Note how we pass the wrapper into op in makeNumber.

OK, looking good! Let’s put it together and give it a go:

makeNumber = (number) ->
  wrapper = (op) ->
    op?(wrapper) or number

four = makeNumber 4
five = makeNumber 5

plus = (number) ->
  (otherNumber) ->
    number() + otherNumber()

nine = four plus five
console.log nine() # 9

Last thing to do is to make plus return a wrapped number, to keep everything in our nicely wrapped format:

plus = (number) ->
  (otherNumber) ->
    makeNumber number() + otherNumber()

We can easily extend this to other operations, such as multiplication:

makeNumber = (number) ->
  wrapper = (op) ->
    op?(wrapper) or number

four = makeNumber 4
five = makeNumber 5

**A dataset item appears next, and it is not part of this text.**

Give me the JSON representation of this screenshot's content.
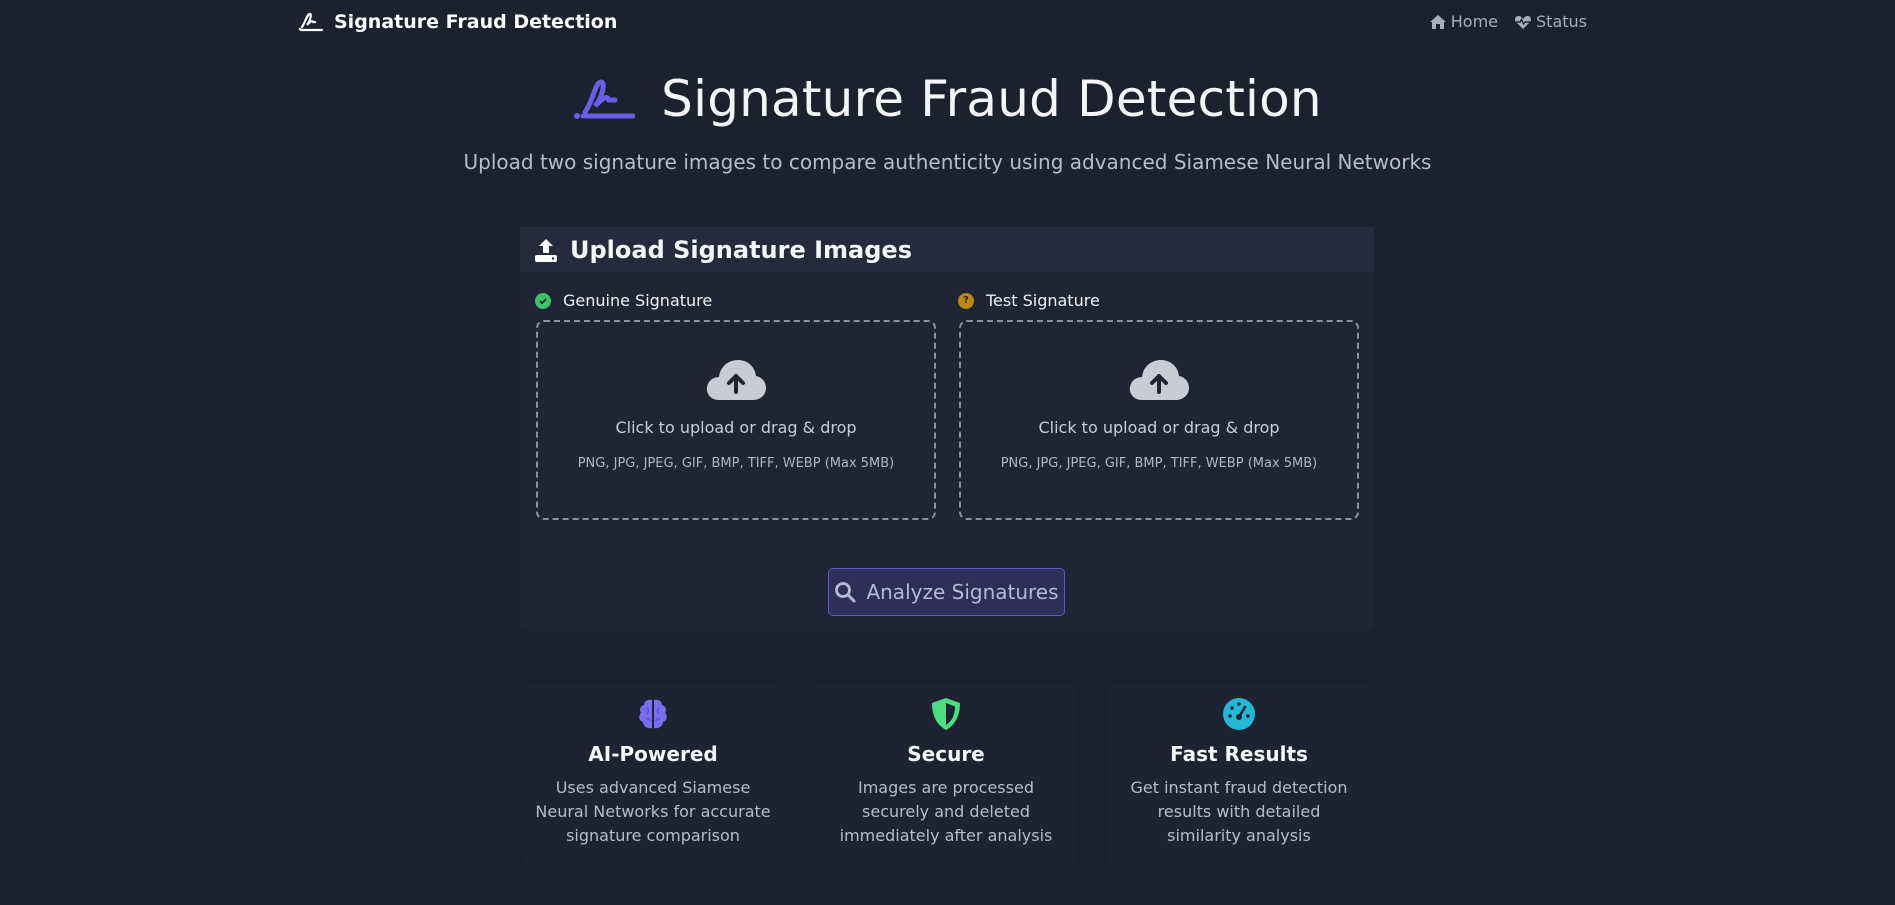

plus = (number) ->
  (otherNumber) ->
    makeNumber number() + otherNumber()

times = (number) ->
  (otherNumber) ->
    makeNumber number() * otherNumber()

nine = four plus five
twenty = four times five
console.log nine() # 9
console.log twenty() # 20

We can even extend it to something like vector addition:

makeNumber = (number) ->
  wrapper = (op) ->
    op?(wrapper) or number

fours = makeNumber [4, 4]
fives = makeNumber [5, 5]

vPlus = (vector) ->
  (otherVector) ->
    r = []
    for v, i in vector()
      r[i] = v + otherVector()[i]
    makeNumber r

nines = fours vPlus fives
console.log nines() # [9, 9]

And there we have it. A beautifully readable (IMHO) API in CoffeeScript.

Now, why would anyone go to all this effort just to remove the .? I’ll be honest, I did it simply because it looks nice.

To my surprise though, it also creates a very flexible API that works for many operands (e.g. numbers, vectors) and allows pluggable user-supplied operations (addition, multiplication…).

My only wish is for some kind of type system to check for silly things like using vPlus with ordinary numbers at compile time. Oh well. Maybe I should use TypeScript